Materials with high moisture resistance, such as glass or plastics with barrier properties (such as PP or HDPE) are essential to keep the drugs dry and stable. Special additives compatible with polyolefins are also available to improve the active and passive moisture barrier. These are layers of active material applied to the inside of the container that keep the moisture content close to 0%, preventing degradation of the medicine.

It is also possible to insert desiccant layers inside the capsules to further improve protection against moisture and ensure that the product retains its effectiveness throughout its shelf life.

Benefits for the protection of medicines

The barrier properties of primary pharmaceutical packaging offer several advantages:

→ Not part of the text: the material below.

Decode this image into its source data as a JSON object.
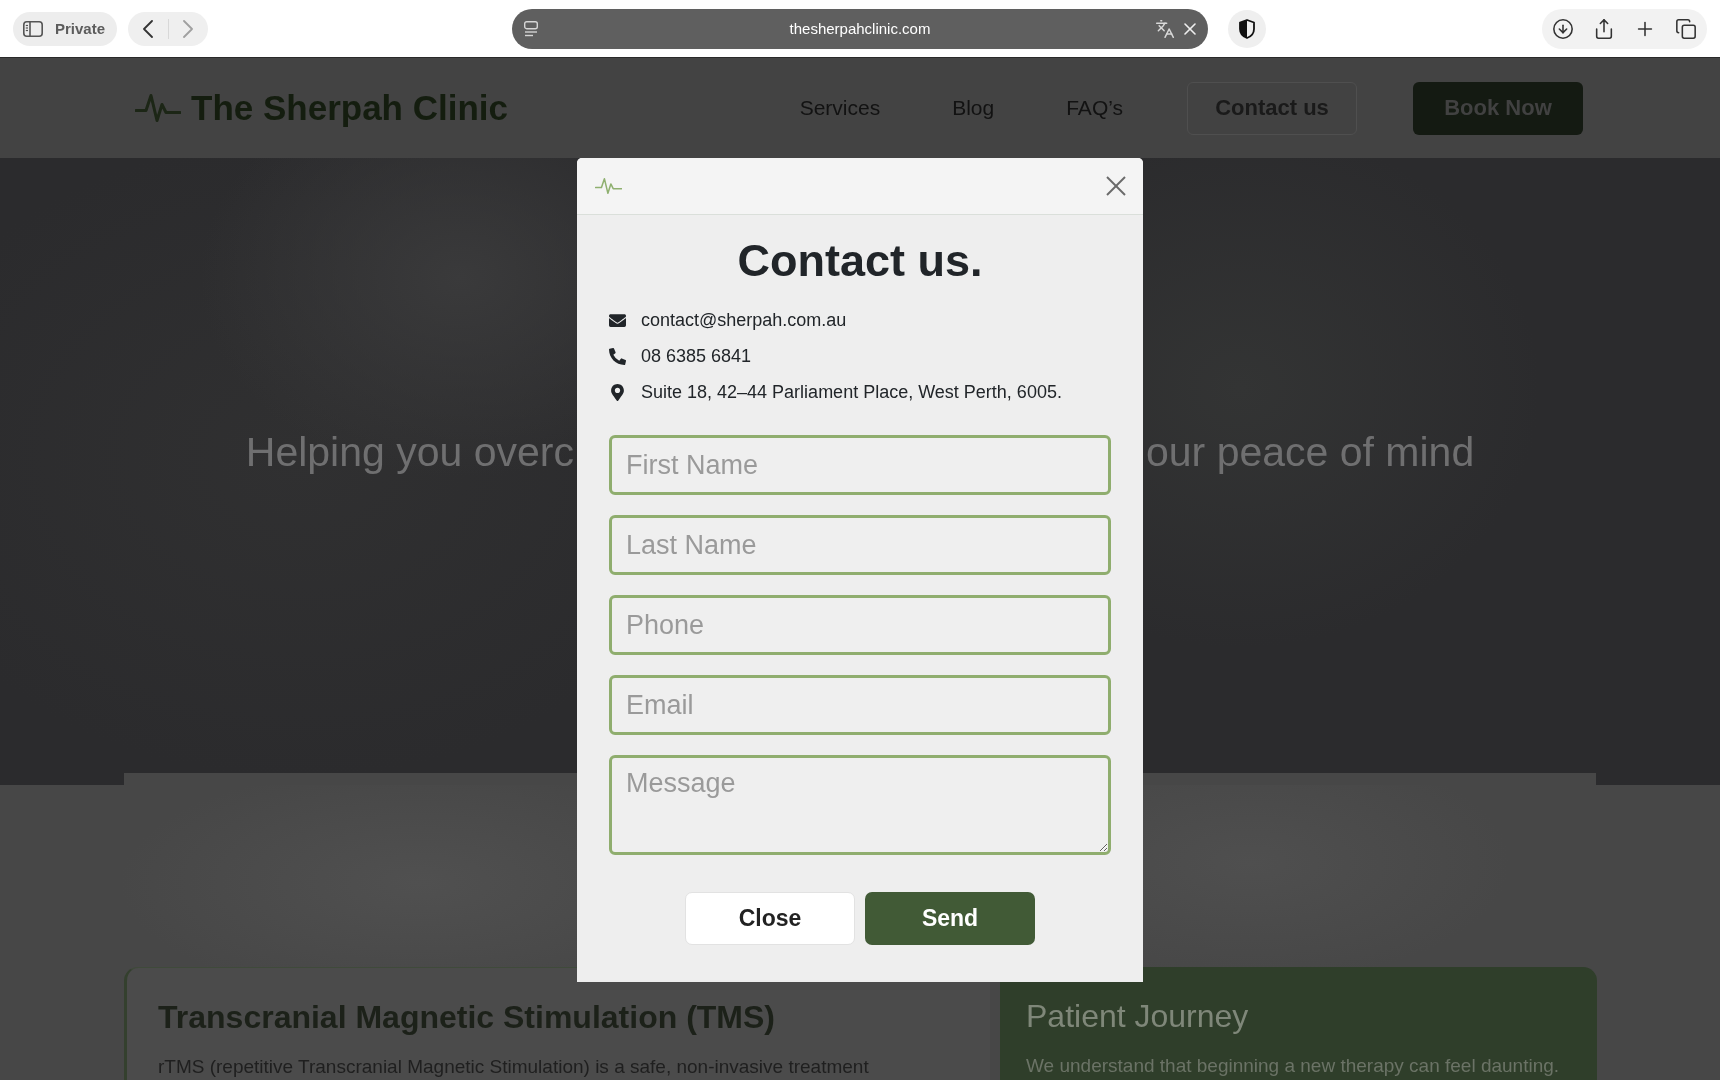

  • Chemical stability: by protecting the drugs from oxygen, light and moisture, primary packaging ensures that the active ingredients remain stable and effective.
  • Patient safety: a drug that maintains its chemical integrity is safer for patients, as there is less risk of side effects due to degradation.
  • Extension of shelf life: by improving the drug's resistance to external agents, barrier packaging can extend the product’s shelf life.

Environmental benefits

In addition to protecting medicines, primary pharmaceutical packaging with barrier properties can have a positive impact on the environment. The use of advanced materials and innovative technologies can reduce the amount of barrier material required for packaging, thereby reducing the amount of material that is subsequently discarded. Reducing the amount of both primary and secondary packaging also leads to optimisation during transport and a lower fuel requirement, further reducing CO2 emissions.

In addition, more resistant materials can improve efficiency in the distribution chain, reducing the risk of spoilage and thus the waste of medicines.


The barrier properties of primary pharmaceutical packaging are essential for the protection of medicines against external factors such as oxygen, light and moisture. These materials ensure drug stability and efficacy, contributing to patient safety and extending the shelf life of products. Furthermore, the use of advanced packaging can offer significant environmental benefits, making the pharmaceutical industry more sustainable.

Given the high technical complexity of the material, a close collaboration with the packaging supplier is essential in order to be advised on the most suitable packaging material according to the chemical characteristics of the formulation.